Not all stand-ready obligations represent a performance obligation. For example, a company may promise to stand ready to accept returns or provide refunds. The FASB decided that such promises do not constitute performance obligations and instead should be factored into the transaction price as variable consideration. A company’s promise to stand ready to repurchase an asset is also not a performance obligation. Finally, a stand-ready obligation must be distinct to be considered a separate performance obligation. Read Distinct Within the Context of the Contract for more information.
When to Recognize Revenue for a Stand-Ready Obligation
If a company determines that a contract contains a stand-ready obligation as opposed to a promise to deliver a good or service, and that stand-ready obligation represents a distinct performance obligation, revenue should be recognized over time as the stand-ready obligation is satisfied.

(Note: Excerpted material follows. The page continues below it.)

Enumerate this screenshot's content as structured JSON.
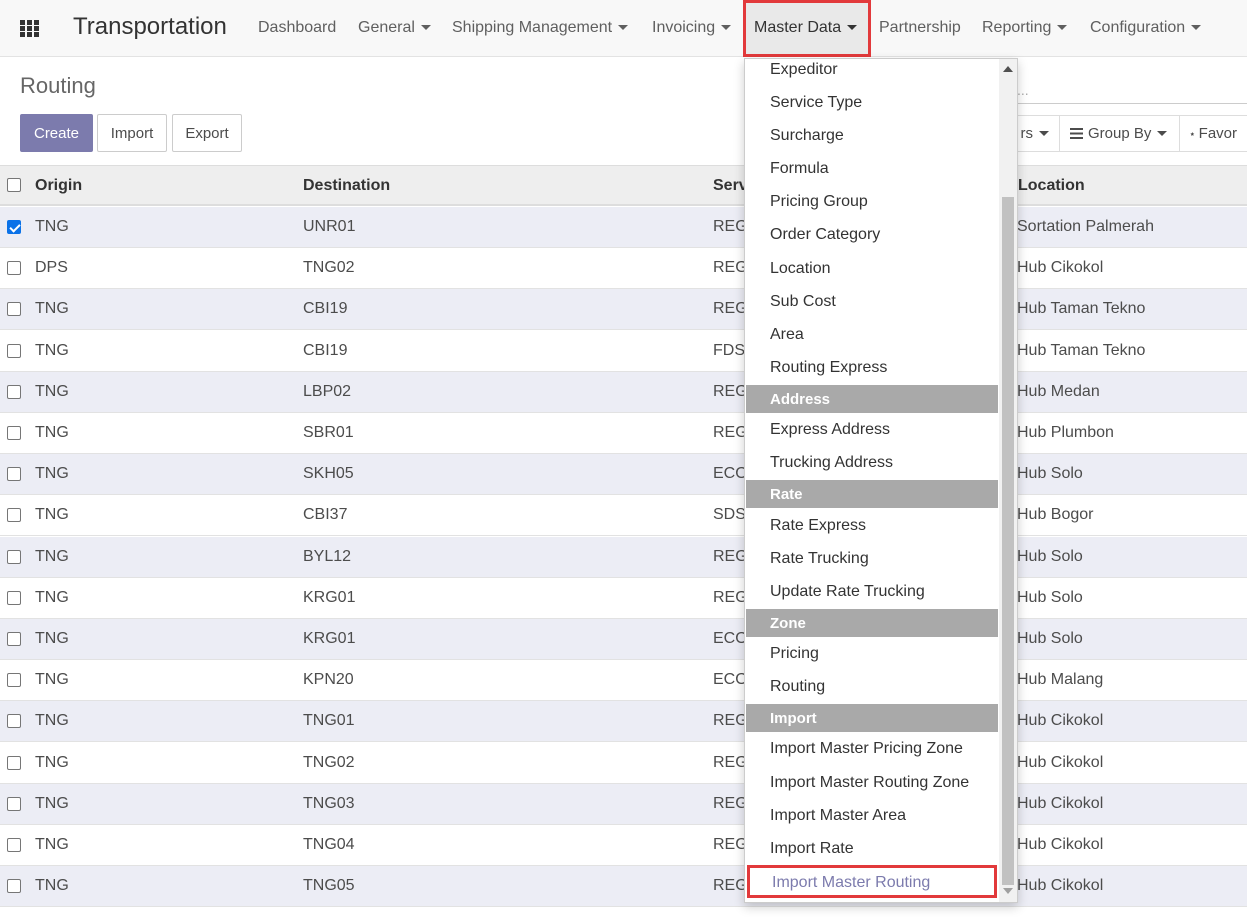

In its 2020 Q&A document, the FASB indicated that companies should not default to a straight-line revenue attribution method if such a pattern of recognition would not depict the entity’s performance of satisfying the performance obligation. As a result, companies must assess the nature of the underlying promise. For example, a company may consider the timing of transfer of the underlying goods or services or whether the company’s efforts (i.e., costs) are expended evenly throughout the period covered by the stand-ready obligation.
Although the health club chain example depicts a situation where ratable recognition would be appropriate, other fact patterns might not lead to the same conclusion. For example, if it is more likely that the company will be required to perform at certain points in the contract, then more revenue should be allocated to those periods. For example, if a software company knows when it intends to release major updates, then straight-line recognition would be less appropriate, and more revenue should be allocated to the periods when the new release is being developed. However, if that company was instead periodically providing bug fixes and incremental improvements, straight-line recognition would be appropriate. A company may consider input and output methods in its analysis.
Four main types of stand-ready obligations exist. If a contract contains an obligation that fits one of these types, the terms should be evaluated to determine whether the obligation is to stand ready or to provide the underlying good or service. If a stand-ready obligation exists and is distinct, the company must use judgment to determine when to recognize revenue based on when the customer benefits from the transferred good or service and the nature of the company’s efforts to provide the good or service.
- ASC 606-10-25-18, 55-184 to 55-186
- Deloitte, “A Roadmap to Applying the New Revenue Recognition Standard.” July 2019. Section 5.4.2.
- EY, “Revenue from contracts with customers (ASC 606).” January 2020. Section 4.1.
- FASB, “Revenue Recognition Implementation Q&As.” January 2020. Question 22, Question 49.
- FASB, TRG Memo 16: “Stand-Ready Performance Obligations.” 26 January 2015.
- Grant Thornton, “Revenue from Contracts with Customers.” January 2019. Section 4.1.4.
- KPMG, “AASB 15: Potential Performance Obligation Pitfalls.” 12 April 2019.
- KPMG, Handbook: “Revenue Recognition.” December 2019. Section 4.5.30, Section 7.4.4.
- KPMG, Handbook: “Service Concession Arrangements.”April 2020. Question 3.4.3.